▶ Records
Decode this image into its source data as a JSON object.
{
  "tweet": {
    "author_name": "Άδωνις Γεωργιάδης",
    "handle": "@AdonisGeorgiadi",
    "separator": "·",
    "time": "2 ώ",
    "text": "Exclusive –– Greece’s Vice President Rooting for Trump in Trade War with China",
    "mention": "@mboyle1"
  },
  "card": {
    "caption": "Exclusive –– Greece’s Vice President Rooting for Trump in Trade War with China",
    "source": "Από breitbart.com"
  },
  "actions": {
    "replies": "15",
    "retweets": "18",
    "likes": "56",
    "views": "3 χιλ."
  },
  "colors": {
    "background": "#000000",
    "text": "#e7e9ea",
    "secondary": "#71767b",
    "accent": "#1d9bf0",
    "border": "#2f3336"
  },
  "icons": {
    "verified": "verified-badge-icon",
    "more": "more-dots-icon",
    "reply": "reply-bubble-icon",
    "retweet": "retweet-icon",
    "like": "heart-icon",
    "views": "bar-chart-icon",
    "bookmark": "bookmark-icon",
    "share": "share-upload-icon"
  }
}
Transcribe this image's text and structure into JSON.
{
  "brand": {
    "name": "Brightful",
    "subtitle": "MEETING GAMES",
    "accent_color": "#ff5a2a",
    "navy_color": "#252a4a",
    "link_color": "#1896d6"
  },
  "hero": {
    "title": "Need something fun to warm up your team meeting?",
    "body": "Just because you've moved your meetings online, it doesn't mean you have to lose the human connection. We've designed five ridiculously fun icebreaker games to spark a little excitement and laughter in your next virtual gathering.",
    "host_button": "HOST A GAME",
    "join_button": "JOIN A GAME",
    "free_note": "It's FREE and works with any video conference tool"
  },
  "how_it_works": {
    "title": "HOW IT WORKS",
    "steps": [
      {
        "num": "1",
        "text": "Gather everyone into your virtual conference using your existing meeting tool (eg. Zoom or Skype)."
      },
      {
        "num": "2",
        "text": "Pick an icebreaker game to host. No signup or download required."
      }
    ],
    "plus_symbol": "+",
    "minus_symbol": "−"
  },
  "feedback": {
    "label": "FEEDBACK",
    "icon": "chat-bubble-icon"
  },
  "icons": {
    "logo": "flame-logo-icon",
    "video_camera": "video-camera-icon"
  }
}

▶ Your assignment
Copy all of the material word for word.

▶ Task response
Decode this image into its source data as a JSON object.
{
  "tweet": {
    "author_name": "Άδωνις Γεωργιάδης",
    "handle": "@AdonisGeorgiadi",
    "separator": "·",
    "time": "2 ώ",
    "text": "Exclusive –– Greece’s Vice President Rooting for Trump in Trade War with China",
    "mention": "@mboyle1"
  },
  "card": {
    "caption": "Exclusive –– Greece’s Vice President Rooting for Trump in Trade War with China",
    "source": "Από breitbart.com"
  },
  "actions": {
    "replies": "15",
    "retweets": "18",
    "likes": "56",
    "views": "3 χιλ."
  },
  "colors": {
    "background": "#000000",
    "text": "#e7e9ea",
    "secondary": "#71767b",
    "accent": "#1d9bf0",
    "border": "#2f3336"
  },
  "icons": {
    "verified": "verified-badge-icon",
    "more": "more-dots-icon",
    "reply": "reply-bubble-icon",
    "retweet": "retweet-icon",
    "like": "heart-icon",
    "views": "bar-chart-icon",
    "bookmark": "bookmark-icon",
    "share": "share-upload-icon"
  }
}
Transcribe this image's text and structure into JSON.
{
  "brand": {
    "name": "Brightful",
    "subtitle": "MEETING GAMES",
    "accent_color": "#ff5a2a",
    "navy_color": "#252a4a",
    "link_color": "#1896d6"
  },
  "hero": {
    "title": "Need something fun to warm up your team meeting?",
    "body": "Just because you've moved your meetings online, it doesn't mean you have to lose the human connection. We've designed five ridiculously fun icebreaker games to spark a little excitement and laughter in your next virtual gathering.",
    "host_button": "HOST A GAME",
    "join_button": "JOIN A GAME",
    "free_note": "It's FREE and works with any video conference tool"
  },
  "how_it_works": {
    "title": "HOW IT WORKS",
    "steps": [
      {
        "num": "1",
        "text": "Gather everyone into your virtual conference using your existing meeting tool (eg. Zoom or Skype)."
      },
      {
        "num": "2",
        "text": "Pick an icebreaker game to host. No signup or download required."
      }
    ],
    "plus_symbol": "+",
    "minus_symbol": "−"
  },
  "feedback": {
    "label": "FEEDBACK",
    "icon": "chat-bubble-icon"
  },
  "icons": {
    "logo": "flame-logo-icon",
    "video_camera": "video-camera-icon"
  }
}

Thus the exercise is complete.